▶ [WHAT TO WORK ON]: The whole answer is the data below, retyped exactly.

▶ [EXERCISE INPUT]:
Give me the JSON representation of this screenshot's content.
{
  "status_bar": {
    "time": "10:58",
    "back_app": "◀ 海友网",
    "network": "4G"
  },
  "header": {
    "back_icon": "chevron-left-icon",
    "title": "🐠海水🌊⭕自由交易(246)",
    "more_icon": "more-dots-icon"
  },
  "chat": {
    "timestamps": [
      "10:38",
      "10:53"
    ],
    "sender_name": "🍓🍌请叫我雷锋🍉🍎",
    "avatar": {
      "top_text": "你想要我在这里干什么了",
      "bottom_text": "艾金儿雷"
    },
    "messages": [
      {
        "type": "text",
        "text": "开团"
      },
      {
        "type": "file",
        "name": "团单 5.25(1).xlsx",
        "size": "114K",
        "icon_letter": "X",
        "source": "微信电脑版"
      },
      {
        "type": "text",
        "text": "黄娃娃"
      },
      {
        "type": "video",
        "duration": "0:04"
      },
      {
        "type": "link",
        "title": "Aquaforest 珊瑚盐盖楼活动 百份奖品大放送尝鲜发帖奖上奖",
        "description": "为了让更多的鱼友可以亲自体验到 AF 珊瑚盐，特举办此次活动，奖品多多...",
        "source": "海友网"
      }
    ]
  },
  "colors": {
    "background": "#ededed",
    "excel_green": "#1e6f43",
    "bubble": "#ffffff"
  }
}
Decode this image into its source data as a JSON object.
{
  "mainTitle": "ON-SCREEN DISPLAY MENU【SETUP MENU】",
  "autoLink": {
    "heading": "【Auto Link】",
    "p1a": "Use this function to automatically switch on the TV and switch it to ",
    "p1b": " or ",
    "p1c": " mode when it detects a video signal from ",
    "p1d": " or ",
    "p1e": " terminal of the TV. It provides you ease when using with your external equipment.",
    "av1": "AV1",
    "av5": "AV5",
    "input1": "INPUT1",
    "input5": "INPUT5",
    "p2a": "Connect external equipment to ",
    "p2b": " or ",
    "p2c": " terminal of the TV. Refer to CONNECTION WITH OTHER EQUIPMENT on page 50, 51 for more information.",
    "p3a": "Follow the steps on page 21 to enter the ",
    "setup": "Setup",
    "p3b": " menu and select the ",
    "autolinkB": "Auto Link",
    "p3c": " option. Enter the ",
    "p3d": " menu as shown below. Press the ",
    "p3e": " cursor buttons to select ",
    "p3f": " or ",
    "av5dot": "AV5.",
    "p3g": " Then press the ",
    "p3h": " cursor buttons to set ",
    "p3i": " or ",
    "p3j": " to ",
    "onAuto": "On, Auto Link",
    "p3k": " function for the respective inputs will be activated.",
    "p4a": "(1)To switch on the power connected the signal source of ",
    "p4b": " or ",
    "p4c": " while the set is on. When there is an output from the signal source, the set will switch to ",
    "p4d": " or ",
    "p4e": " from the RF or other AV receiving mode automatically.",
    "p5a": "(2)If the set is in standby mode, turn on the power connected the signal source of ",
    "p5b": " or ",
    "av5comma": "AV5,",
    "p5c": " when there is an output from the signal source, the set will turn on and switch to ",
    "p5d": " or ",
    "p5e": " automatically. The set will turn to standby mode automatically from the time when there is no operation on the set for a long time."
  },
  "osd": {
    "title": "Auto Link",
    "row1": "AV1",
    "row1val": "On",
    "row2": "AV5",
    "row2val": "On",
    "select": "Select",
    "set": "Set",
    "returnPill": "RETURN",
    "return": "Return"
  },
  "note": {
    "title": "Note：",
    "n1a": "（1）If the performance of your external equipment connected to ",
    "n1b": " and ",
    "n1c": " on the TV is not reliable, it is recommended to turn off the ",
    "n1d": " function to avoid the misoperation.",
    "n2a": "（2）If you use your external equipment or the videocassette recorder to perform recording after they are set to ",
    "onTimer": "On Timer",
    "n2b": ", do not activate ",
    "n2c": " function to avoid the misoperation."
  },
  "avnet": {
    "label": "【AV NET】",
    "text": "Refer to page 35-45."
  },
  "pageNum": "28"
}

▶ [SOLUTION FOR THIS TASK]:
Give me the JSON representation of this screenshot's content.
{
  "status_bar": {
    "time": "10:58",
    "back_app": "◀ 海友网",
    "network": "4G"
  },
  "header": {
    "back_icon": "chevron-left-icon",
    "title": "🐠海水🌊⭕自由交易(246)",
    "more_icon": "more-dots-icon"
  },
  "chat": {
    "timestamps": [
      "10:38",
      "10:53"
    ],
    "sender_name": "🍓🍌请叫我雷锋🍉🍎",
    "avatar": {
      "top_text": "你想要我在这里干什么了",
      "bottom_text": "艾金儿雷"
    },
    "messages": [
      {
        "type": "text",
        "text": "开团"
      },
      {
        "type": "file",
        "name": "团单 5.25(1).xlsx",
        "size": "114K",
        "icon_letter": "X",
        "source": "微信电脑版"
      },
      {
        "type": "text",
        "text": "黄娃娃"
      },
      {
        "type": "video",
        "duration": "0:04"
      },
      {
        "type": "link",
        "title": "Aquaforest 珊瑚盐盖楼活动 百份奖品大放送尝鲜发帖奖上奖",
        "description": "为了让更多的鱼友可以亲自体验到 AF 珊瑚盐，特举办此次活动，奖品多多...",
        "source": "海友网"
      }
    ]
  },
  "colors": {
    "background": "#ededed",
    "excel_green": "#1e6f43",
    "bubble": "#ffffff"
  }
}
Decode this image into its source data as a JSON object.
{
  "mainTitle": "ON-SCREEN DISPLAY MENU【SETUP MENU】",
  "autoLink": {
    "heading": "【Auto Link】",
    "p1a": "Use this function to automatically switch on the TV and switch it to ",
    "p1b": " or ",
    "p1c": " mode when it detects a video signal from ",
    "p1d": " or ",
    "p1e": " terminal of the TV. It provides you ease when using with your external equipment.",
    "av1": "AV1",
    "av5": "AV5",
    "input1": "INPUT1",
    "input5": "INPUT5",
    "p2a": "Connect external equipment to ",
    "p2b": " or ",
    "p2c": " terminal of the TV. Refer to CONNECTION WITH OTHER EQUIPMENT on page 50, 51 for more information.",
    "p3a": "Follow the steps on page 21 to enter the ",
    "setup": "Setup",
    "p3b": " menu and select the ",
    "autolinkB": "Auto Link",
    "p3c": " option. Enter the ",
    "p3d": " menu as shown below. Press the ",
    "p3e": " cursor buttons to select ",
    "p3f": " or ",
    "av5dot": "AV5.",
    "p3g": " Then press the ",
    "p3h": " cursor buttons to set ",
    "p3i": " or ",
    "p3j": " to ",
    "onAuto": "On, Auto Link",
    "p3k": " function for the respective inputs will be activated.",
    "p4a": "(1)To switch on the power connected the signal source of ",
    "p4b": " or ",
    "p4c": " while the set is on. When there is an output from the signal source, the set will switch to ",
    "p4d": " or ",
    "p4e": " from the RF or other AV receiving mode automatically.",
    "p5a": "(2)If the set is in standby mode, turn on the power connected the signal source of ",
    "p5b": " or ",
    "av5comma": "AV5,",
    "p5c": " when there is an output from the signal source, the set will turn on and switch to ",
    "p5d": " or ",
    "p5e": " automatically. The set will turn to standby mode automatically from the time when there is no operation on the set for a long time."
  },
  "osd": {
    "title": "Auto Link",
    "row1": "AV1",
    "row1val": "On",
    "row2": "AV5",
    "row2val": "On",
    "select": "Select",
    "set": "Set",
    "returnPill": "RETURN",
    "return": "Return"
  },
  "note": {
    "title": "Note：",
    "n1a": "（1）If the performance of your external equipment connected to ",
    "n1b": " and ",
    "n1c": " on the TV is not reliable, it is recommended to turn off the ",
    "n1d": " function to avoid the misoperation.",
    "n2a": "（2）If you use your external equipment or the videocassette recorder to perform recording after they are set to ",
    "onTimer": "On Timer",
    "n2b": ", do not activate ",
    "n2c": " function to avoid the misoperation."
  },
  "avnet": {
    "label": "【AV NET】",
    "text": "Refer to page 35-45."
  },
  "pageNum": "28"
}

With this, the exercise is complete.